"The most successful organizer of German Templarism, who came for a time close to controlling the whole apparatus of German Freemasonry, was Karl Gotthelf von Hund, a substantial landowner in north-east Electoral Saxony. Hund was very different from the self-seeking charlatans such as Johnson and Rosa; he was much more of a self-deluded fanatic, said to have gone through life almost like a sleepwalker. He had begun his Masonic studies in France, and at about the same time as the invention of the other Templar myths he had produced his own." "At the summit of Hund's organization stood an authority which could never be identified, that of the 'Unknown Superiors'. To these mysterious and in fact non-existent persons Hund demanded complete and unquestioning obedience, especially as regards the delivery of scientific information about alchemical operations. Hund appears genuinely to have believed that the Young Pretender was the Unknown head of his Order, and though, erroneously, that he had met him when he had himself been 'professed' or initiated in France. In fact, so far as is known, the Young Pretender was unaware of Hund's existence, and the Comte de Clermonot in France, to whom Hund also professed obedience, seems to have paid no more attention to him.
- Peter Partner, The Murdered Magicians

As a further extension to the "Scottish Rite", the "Strict Observance" demanded "an oath of unswerving, unquestioning obedience to the mysterious 'unknown superiors'. And the basic tenet of the 'Strict Observance' was that it had descended directly from the Knights Templar, some of whom had purportedly survived the purge of 1307-14 and perpetuated their Order in Scotland."
- Baigent, Leigh & Lincoln, The Holy Blood and the Holy Grail

"In 1782 [the Duke of] Brunswick decided to solve his doubts by holding a final Conference or Convent of the Order at Wilhelmsbad, near Hanau in Hessen. True to its aristocratic origins, the last gathering of the Strict Observance was a blue-blooded affair. But disillusion and decay were patent. The successively unveiled mysteries of the Order had yielded nothing but boring ritual; the alchemists had made no discoveries, the Templar lands would never be returned. No one expected to identify the long-concealed Unknown Superiors.
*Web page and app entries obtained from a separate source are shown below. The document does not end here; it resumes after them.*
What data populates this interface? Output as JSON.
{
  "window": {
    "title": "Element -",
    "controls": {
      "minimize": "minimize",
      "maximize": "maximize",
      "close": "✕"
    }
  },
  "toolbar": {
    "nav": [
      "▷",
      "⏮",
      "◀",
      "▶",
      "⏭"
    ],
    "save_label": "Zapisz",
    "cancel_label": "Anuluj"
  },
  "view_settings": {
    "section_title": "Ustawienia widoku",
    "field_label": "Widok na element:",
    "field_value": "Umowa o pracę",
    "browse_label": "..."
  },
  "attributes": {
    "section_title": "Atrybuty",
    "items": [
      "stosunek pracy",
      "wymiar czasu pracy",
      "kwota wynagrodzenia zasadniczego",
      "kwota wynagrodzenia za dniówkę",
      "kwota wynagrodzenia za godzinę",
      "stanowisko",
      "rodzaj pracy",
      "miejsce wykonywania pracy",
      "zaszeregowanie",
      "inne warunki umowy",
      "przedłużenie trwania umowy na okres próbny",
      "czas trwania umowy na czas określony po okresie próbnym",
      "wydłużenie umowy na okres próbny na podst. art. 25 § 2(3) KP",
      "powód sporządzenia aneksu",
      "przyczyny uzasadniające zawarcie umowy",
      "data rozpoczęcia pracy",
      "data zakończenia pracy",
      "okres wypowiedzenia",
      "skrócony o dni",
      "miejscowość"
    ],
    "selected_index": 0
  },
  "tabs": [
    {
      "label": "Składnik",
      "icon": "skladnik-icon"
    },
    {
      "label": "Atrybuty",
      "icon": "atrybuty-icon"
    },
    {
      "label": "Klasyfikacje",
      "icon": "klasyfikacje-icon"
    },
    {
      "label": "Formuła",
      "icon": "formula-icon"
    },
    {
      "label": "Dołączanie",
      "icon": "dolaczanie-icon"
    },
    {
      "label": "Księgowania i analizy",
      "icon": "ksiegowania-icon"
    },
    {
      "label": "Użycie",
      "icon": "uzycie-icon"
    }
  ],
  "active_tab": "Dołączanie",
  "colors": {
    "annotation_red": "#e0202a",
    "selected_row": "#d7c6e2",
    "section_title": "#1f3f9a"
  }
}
The thirst for mystical illumination remained, but hope of quenching it at the Templar spring was over."
- Peter Partner, The Murdered Magicians

(end of part 1)

Back To Secret Societies